It is estimated that over 30 percent of the homeless population are women and children who don’t often look homeless nor hold up signs on corners. This group often is not counted in the homeless numbers because they are not as visible. To address the issue of childhood hunger during the summer when school is out and free and reduced lunch programs are paused, the cafe began Kids Feeding Kids breakfast program. This program has evolved to become not only an opportunity for kids to eat (possibly their only meal of the day) but to also have a true “summer” experience engaging activities including milking goats, taking care of the garden, nature rides and art activities. Now in its third year, the program will expand to include more field trips to farms and nature activities. The cafe is looking for three interns to help run this program.
While the cafe does rely on food donations and does receive a weekly donation from Trader Joes as well as many farmers during the growing season, they purchase 95% of the food they serve, often at full retail cost. A great partnership with Wander Coffee provides a custom blend for the cafe at wholesale and the cafe sells the blend at a profit.
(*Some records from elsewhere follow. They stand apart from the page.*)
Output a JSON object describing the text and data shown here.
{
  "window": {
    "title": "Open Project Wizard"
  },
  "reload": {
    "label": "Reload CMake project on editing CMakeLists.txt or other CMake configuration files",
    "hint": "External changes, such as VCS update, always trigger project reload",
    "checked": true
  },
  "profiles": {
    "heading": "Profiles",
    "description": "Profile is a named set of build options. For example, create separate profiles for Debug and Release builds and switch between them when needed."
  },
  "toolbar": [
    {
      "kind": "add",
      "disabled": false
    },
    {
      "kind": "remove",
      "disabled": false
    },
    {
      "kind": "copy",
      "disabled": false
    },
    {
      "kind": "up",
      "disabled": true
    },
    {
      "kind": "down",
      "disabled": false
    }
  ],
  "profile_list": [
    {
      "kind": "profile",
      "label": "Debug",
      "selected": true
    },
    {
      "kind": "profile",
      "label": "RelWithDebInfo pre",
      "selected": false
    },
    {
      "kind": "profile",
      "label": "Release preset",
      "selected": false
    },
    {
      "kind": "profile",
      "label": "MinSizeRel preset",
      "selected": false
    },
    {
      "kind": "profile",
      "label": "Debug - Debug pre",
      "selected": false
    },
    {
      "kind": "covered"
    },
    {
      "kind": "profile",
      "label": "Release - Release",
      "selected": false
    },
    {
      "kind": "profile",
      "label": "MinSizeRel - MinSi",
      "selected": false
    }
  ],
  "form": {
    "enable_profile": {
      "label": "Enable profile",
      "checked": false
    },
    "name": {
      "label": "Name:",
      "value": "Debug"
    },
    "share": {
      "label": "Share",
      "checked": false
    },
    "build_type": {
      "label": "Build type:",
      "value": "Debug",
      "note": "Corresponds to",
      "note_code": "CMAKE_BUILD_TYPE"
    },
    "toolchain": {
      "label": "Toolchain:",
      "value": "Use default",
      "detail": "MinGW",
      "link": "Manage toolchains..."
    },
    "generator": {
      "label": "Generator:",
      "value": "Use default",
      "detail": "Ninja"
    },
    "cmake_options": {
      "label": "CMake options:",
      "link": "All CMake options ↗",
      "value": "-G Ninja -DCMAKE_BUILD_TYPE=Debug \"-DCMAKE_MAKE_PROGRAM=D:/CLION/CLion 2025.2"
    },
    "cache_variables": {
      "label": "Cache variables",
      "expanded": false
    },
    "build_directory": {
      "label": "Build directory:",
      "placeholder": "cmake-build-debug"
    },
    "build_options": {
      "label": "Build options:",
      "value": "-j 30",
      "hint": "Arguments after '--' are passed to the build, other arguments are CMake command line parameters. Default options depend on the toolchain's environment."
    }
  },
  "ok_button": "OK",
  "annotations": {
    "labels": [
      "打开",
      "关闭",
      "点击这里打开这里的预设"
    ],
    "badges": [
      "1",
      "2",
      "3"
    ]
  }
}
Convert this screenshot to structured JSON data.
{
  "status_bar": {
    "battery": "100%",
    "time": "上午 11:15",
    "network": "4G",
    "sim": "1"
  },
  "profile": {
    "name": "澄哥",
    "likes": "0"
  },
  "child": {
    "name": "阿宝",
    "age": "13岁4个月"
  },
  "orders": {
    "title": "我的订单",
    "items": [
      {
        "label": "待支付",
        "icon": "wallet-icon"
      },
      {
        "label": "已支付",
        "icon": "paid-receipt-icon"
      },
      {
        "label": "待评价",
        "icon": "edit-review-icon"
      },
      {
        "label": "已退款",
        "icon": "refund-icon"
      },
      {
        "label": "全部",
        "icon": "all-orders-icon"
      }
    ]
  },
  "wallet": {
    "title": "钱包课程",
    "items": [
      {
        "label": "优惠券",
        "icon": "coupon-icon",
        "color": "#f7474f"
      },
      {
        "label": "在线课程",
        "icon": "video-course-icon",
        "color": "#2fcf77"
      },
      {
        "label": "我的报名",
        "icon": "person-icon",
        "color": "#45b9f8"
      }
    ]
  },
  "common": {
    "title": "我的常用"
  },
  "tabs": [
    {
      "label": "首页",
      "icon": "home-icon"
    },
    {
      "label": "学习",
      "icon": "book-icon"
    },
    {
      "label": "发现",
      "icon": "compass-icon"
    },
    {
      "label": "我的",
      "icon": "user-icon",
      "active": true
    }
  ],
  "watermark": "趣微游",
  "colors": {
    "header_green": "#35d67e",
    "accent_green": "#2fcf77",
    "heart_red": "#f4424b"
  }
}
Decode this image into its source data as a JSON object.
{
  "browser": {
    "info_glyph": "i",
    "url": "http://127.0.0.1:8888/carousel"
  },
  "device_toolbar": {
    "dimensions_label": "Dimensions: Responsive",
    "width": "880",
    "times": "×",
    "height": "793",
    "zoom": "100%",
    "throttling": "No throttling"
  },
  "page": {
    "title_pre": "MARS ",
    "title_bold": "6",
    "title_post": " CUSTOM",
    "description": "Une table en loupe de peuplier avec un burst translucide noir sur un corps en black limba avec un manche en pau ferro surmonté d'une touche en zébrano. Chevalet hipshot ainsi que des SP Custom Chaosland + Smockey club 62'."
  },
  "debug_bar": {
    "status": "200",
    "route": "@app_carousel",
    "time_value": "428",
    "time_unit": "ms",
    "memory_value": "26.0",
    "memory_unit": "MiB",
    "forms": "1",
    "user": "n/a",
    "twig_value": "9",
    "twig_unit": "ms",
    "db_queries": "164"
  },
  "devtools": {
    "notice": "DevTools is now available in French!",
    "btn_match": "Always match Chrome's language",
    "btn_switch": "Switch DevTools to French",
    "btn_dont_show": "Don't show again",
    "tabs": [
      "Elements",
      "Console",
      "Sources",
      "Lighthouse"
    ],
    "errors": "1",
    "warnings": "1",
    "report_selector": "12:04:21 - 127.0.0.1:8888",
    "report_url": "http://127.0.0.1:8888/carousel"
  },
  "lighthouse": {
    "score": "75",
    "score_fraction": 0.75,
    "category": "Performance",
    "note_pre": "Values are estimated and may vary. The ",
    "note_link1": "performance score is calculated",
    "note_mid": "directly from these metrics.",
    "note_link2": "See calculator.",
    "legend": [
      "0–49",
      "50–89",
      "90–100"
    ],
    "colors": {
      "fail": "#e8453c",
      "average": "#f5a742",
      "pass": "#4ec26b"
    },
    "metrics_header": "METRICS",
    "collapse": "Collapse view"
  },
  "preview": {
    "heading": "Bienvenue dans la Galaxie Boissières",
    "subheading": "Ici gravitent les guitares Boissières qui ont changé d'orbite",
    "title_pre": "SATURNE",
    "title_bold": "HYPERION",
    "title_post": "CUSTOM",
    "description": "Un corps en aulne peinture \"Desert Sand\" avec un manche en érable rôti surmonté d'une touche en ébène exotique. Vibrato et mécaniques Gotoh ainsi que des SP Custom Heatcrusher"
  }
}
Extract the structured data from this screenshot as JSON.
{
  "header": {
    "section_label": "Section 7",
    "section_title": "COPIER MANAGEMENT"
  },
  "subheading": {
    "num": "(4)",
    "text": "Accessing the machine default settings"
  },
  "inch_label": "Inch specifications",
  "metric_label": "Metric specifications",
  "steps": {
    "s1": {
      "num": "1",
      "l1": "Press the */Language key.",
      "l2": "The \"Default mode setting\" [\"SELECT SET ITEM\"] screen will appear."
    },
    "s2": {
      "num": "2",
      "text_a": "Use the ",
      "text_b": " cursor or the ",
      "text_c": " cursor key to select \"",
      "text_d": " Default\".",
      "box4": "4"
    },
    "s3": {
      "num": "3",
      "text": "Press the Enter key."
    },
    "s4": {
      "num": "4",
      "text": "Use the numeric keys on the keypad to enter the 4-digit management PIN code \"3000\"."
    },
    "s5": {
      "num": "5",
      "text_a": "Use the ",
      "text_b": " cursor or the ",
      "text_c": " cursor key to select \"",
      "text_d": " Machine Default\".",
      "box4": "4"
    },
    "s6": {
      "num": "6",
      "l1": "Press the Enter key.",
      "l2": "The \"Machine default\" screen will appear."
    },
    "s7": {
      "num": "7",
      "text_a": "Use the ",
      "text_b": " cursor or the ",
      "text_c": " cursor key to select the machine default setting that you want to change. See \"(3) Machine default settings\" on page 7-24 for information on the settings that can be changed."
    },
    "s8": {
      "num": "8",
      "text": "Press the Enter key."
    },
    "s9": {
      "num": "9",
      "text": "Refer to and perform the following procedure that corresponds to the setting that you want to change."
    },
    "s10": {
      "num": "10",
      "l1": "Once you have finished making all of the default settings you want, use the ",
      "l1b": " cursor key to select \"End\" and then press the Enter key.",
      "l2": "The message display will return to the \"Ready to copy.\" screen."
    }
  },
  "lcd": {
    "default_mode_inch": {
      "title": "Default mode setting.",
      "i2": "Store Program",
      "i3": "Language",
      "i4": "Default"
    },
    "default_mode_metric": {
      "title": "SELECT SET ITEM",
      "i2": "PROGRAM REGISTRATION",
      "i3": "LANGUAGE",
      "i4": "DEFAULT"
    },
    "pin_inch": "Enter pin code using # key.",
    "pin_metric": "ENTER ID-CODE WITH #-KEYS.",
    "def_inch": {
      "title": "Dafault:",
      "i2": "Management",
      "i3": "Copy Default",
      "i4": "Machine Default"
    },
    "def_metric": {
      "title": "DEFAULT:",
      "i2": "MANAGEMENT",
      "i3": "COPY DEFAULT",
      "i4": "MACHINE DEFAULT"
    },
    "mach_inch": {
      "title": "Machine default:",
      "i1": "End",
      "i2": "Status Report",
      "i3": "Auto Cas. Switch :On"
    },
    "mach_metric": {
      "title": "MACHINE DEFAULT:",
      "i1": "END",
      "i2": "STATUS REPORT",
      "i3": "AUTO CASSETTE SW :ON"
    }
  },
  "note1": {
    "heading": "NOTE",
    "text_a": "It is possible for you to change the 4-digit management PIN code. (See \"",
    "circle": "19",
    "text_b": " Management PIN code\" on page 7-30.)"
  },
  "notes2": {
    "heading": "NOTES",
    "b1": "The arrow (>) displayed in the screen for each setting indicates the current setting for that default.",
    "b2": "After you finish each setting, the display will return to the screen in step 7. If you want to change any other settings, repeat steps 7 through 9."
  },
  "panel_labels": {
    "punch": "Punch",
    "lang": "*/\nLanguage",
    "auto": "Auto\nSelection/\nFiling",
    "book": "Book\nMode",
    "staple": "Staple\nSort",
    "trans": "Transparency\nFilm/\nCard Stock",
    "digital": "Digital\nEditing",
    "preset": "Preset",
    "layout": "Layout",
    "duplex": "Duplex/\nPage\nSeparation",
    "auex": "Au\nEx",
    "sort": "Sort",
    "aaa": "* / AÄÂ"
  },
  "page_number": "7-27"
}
Want to help the cafe continue its work?
- Visit the cafe for lunch
- Enjoy a special Christmas lunch this Friday (12/22)!
- Pick up a $5 reloadable King Soopers card and 5% goes to the cafe every time you reload it for your groceries you are buying anyway
- Purchase meal tokens for friends, family, gifts or to give out to someone in need ($10). Andrews recommends asking if someone is living in the area to make sure they don’t got to waste if you give them to someone who appears homeless or in need.
- Make a one-time tax-deductible donation through their website
- Become a sustaining donor with their monthly or annual giving club
- Bonus – you can choose programs that you want to support such as purchasing from local farms or to support the kids program
- In-kind donations of unopened food, equipment and other materials are always welcome
- Donate items for the giving tree, freedge and kindness cupboard
- Attend a fundraising event
- Yoga at Raintree once a month
- A mostly event at Maxline Brewing
- Party with a Purpose at Odell Brewing
- Host your own fundraising event